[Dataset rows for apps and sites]
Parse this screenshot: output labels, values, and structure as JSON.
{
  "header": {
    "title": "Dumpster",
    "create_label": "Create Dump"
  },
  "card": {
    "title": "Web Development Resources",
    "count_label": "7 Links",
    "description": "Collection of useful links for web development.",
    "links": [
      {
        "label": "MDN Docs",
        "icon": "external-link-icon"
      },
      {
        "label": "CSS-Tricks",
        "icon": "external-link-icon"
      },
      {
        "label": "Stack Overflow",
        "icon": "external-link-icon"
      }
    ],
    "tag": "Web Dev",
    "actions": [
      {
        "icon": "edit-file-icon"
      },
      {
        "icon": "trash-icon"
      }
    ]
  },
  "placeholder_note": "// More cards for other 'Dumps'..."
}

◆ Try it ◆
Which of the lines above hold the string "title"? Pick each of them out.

◆ Your solution ◆
    "title": "Dumpster",
    "title": "Web Development Resources",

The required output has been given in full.